My home workstation does IPV6 over an IPV4 only connection. Very stable and a fairly simple setup. Have a look at http://tunnelbroker.net/ . Virgin Media don't support IPV6 yet, but protocol 41 works over my cable router and modem.
Thanks to you an pyLETS
for the responses.
Yes, the hardest thing will be the change in the mindset. For those that just rely on DHCP and the on button, then I suppose what will matter most of all will be the MS update (if not already) that makes it all function.
Those of us who are a little way ahead of that, who like to "administer our own networks" (hey, there are all of two hosts and a router on mine!) and be in charge of our own destinies with regard to stuff like DNS (I like to run a caching server, and I do not like to have my ISP redirect me to some stupid page when I misstype a URL), but have not actually been involved in pro networking for a year ...or ten, will have a hard time of it. Learning it the first time was hard enough, and I certainly would never have called myself a network expert (just a general BOFH/sysadmin) and I'm not looking forward to having to /study/ to get this stuff into my head.
Hey ho, It's coming ...and can't, in the end, be avoided.
To see El Reg cover practical matters in a sensible and optimistic light.
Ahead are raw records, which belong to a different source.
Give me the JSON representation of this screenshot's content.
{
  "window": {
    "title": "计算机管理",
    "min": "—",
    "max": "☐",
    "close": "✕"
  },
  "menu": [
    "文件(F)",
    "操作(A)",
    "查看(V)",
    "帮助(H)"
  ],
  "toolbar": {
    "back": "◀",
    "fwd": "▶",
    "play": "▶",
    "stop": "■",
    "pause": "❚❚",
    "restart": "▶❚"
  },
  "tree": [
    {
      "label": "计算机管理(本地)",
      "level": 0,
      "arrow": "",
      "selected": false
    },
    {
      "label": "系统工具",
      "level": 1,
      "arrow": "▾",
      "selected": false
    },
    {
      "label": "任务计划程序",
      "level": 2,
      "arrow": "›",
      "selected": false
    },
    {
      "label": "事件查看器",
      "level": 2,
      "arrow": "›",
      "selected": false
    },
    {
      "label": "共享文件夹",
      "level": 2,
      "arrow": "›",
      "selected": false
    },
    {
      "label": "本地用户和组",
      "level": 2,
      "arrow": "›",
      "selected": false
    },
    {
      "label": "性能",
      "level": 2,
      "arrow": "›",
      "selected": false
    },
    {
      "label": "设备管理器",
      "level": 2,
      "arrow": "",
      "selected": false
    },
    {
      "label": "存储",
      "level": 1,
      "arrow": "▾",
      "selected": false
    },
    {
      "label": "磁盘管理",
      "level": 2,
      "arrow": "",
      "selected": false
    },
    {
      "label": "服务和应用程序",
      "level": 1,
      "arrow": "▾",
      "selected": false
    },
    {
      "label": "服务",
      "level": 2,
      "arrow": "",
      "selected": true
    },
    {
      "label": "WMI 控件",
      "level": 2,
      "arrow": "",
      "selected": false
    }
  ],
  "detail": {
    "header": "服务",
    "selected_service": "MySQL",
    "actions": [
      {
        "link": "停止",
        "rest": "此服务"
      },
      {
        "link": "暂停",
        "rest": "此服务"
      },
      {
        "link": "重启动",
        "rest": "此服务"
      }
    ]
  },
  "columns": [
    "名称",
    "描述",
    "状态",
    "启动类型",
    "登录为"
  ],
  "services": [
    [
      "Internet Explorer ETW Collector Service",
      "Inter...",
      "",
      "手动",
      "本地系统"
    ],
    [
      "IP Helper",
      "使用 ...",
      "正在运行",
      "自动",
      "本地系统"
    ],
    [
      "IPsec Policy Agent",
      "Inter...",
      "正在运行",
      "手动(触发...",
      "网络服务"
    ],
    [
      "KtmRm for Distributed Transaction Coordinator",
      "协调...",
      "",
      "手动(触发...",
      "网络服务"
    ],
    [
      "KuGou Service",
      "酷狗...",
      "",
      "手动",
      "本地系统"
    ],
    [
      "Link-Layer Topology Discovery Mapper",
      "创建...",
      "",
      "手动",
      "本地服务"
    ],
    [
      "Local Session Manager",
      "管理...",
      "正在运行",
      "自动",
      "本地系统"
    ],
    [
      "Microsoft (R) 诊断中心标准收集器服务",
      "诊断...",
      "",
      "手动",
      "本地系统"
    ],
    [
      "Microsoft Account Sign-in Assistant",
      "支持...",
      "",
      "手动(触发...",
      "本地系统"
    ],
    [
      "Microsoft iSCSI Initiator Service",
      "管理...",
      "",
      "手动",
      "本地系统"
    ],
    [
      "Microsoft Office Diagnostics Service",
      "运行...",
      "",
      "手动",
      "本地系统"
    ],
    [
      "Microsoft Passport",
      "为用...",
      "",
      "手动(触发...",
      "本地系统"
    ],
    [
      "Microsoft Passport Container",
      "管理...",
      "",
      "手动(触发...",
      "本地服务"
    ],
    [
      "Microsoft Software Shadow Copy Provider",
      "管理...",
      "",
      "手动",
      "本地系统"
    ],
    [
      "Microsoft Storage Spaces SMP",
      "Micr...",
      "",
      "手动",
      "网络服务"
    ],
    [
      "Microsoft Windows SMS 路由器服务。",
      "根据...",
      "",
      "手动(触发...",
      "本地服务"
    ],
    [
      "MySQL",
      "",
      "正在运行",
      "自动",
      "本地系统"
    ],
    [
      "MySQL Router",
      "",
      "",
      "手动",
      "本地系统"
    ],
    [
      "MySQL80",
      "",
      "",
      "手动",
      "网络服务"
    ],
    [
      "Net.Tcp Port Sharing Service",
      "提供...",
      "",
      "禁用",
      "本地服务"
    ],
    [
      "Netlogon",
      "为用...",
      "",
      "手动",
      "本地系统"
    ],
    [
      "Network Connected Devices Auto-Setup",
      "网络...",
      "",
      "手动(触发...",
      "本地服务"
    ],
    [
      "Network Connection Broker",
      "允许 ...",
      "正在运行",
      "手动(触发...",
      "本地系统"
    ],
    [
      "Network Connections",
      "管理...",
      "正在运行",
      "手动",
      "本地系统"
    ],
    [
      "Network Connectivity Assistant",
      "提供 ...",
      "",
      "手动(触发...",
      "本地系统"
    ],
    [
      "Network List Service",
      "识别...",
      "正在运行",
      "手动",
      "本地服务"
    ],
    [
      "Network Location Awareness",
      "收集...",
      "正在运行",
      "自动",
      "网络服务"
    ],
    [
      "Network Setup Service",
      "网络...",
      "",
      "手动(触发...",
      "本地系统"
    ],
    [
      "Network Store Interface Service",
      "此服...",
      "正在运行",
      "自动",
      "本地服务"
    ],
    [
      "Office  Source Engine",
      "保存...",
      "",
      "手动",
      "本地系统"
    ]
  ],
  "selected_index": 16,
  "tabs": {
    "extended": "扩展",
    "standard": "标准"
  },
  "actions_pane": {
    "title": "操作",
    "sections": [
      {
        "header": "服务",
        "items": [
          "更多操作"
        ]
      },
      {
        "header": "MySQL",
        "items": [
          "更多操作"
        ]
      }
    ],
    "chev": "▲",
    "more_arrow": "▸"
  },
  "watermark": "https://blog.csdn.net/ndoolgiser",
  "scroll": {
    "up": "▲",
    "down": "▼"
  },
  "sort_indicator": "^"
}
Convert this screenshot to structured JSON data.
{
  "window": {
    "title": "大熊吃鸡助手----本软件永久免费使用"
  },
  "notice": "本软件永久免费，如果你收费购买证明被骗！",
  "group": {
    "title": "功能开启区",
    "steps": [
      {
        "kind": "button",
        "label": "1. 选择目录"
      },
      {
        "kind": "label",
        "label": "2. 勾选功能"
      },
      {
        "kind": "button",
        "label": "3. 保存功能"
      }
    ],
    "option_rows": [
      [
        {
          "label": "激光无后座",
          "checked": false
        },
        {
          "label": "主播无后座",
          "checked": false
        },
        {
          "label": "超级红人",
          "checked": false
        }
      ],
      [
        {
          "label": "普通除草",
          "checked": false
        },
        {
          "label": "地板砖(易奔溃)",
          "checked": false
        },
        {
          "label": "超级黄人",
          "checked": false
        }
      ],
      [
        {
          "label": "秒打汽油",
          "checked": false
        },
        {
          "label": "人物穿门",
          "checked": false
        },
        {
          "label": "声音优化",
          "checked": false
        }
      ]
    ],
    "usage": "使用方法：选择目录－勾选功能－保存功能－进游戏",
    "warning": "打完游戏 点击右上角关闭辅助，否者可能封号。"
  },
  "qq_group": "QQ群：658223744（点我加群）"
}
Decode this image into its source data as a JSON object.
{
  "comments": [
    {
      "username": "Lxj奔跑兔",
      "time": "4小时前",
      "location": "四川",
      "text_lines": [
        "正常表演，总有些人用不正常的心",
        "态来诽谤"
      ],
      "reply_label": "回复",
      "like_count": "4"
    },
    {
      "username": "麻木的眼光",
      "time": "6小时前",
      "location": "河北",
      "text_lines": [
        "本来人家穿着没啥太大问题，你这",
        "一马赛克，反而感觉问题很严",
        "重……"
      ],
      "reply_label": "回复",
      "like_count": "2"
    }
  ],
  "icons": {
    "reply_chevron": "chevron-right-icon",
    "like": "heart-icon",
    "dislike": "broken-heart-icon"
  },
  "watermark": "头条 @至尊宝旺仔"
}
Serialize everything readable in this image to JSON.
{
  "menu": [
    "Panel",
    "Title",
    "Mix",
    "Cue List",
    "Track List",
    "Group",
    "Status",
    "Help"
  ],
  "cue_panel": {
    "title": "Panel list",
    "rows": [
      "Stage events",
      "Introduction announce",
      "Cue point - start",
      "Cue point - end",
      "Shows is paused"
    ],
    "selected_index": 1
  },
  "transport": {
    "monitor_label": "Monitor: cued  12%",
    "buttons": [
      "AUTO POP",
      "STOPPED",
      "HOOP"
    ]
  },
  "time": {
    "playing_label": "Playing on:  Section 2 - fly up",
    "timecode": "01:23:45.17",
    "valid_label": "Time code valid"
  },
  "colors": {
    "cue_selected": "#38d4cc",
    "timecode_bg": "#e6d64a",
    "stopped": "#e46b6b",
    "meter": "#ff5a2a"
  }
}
Was really very pleasantly surprised to see a guide here in my IPv6 news stream; I always thought El Reg represented the more vocal detractors. I mean, it's hard work that requires determination, it doesn't come cheap, it's socially responsible and it's not immediately rewarding, right?
To all the belligerent commentards on this and previous article: get over it, and get on with it. Stop your foul whimpering - it doesn't help - and start demanding IPv6 from your vendors, or go elsewhere. Seriously, the time is now. Really.